● **The problem**: Tally the lines in the listing below that contain "urlaub" and report the tally alone.

● **Material to process**:
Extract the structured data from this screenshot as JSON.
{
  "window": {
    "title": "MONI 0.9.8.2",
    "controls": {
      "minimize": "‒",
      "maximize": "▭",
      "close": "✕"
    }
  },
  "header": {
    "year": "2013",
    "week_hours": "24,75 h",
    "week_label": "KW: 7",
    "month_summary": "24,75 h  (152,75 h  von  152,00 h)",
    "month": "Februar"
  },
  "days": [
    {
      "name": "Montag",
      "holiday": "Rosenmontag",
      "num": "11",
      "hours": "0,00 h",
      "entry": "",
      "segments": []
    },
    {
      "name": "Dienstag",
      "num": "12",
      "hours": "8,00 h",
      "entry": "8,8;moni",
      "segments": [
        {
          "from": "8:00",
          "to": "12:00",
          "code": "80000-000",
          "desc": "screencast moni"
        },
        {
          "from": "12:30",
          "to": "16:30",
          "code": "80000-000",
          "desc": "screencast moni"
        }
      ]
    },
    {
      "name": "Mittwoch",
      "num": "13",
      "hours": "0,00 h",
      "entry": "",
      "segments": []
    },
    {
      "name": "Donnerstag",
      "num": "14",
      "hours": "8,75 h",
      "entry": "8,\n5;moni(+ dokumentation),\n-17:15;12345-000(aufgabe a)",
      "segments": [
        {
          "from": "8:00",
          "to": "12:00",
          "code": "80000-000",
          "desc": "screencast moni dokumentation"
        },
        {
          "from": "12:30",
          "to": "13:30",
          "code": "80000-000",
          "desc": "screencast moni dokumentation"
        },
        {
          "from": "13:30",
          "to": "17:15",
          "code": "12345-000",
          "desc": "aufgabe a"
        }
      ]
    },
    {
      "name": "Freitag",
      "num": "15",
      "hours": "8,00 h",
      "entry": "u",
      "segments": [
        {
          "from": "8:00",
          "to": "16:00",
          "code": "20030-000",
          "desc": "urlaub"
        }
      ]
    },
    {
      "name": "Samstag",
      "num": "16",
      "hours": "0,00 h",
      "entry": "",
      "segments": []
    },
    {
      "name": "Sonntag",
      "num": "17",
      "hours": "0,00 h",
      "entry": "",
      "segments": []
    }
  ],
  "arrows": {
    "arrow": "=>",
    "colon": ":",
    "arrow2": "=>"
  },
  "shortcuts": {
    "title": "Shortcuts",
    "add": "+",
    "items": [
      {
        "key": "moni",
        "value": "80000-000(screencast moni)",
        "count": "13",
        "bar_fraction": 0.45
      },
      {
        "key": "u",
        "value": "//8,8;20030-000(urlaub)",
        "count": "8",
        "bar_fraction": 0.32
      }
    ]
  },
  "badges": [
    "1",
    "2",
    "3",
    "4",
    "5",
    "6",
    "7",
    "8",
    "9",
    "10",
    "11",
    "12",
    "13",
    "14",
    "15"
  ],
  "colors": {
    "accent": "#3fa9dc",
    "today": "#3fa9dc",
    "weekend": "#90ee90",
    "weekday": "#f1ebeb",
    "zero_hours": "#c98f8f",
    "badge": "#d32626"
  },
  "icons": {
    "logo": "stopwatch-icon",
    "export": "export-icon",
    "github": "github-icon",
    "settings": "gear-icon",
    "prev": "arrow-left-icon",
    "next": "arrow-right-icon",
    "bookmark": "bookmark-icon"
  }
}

● **The answer**: 2